_What you are asked to do:_ Locate each line in the records containing "icon". Copy it.
---*---
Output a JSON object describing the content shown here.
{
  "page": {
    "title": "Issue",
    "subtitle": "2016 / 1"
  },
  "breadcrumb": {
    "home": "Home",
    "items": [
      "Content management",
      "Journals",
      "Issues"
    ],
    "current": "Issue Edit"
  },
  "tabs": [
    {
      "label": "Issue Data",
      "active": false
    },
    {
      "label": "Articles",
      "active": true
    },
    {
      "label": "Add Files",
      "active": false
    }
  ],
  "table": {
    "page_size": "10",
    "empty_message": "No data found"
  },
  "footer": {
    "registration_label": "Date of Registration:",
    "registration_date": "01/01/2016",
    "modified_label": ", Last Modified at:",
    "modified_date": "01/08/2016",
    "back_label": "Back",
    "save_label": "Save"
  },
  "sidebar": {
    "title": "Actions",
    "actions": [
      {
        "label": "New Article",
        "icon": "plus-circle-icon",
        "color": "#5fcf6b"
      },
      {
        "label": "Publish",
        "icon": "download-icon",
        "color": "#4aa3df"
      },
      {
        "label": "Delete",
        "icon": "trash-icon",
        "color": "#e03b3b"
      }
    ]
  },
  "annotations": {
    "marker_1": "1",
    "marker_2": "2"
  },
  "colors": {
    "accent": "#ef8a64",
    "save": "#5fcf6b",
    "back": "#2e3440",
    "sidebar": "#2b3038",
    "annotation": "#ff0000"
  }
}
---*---
_Exercise solution:_
        "icon": "plus-circle-icon",
        "icon": "download-icon",
        "icon": "trash-icon",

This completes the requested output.